--- Task requirements ---
The whole listing should be given back without any alteration.

--- Supplied data ---
###
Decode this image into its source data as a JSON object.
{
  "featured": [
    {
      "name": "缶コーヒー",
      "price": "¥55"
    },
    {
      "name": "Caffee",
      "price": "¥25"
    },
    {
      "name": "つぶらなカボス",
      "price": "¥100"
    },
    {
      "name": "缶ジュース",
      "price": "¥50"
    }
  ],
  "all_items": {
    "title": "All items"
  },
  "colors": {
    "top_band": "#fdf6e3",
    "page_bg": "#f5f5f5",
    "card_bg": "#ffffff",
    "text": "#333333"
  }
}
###
--- Solution to this exercise ---
Decode this image into its source data as a JSON object.
{
  "featured": [
    {
      "name": "缶コーヒー",
      "price": "¥55"
    },
    {
      "name": "Caffee",
      "price": "¥25"
    },
    {
      "name": "つぶらなカボス",
      "price": "¥100"
    },
    {
      "name": "缶ジュース",
      "price": "¥50"
    }
  ],
  "all_items": {
    "title": "All items"
  },
  "colors": {
    "top_band": "#fdf6e3",
    "page_bg": "#f5f5f5",
    "card_bg": "#ffffff",
    "text": "#333333"
  }
}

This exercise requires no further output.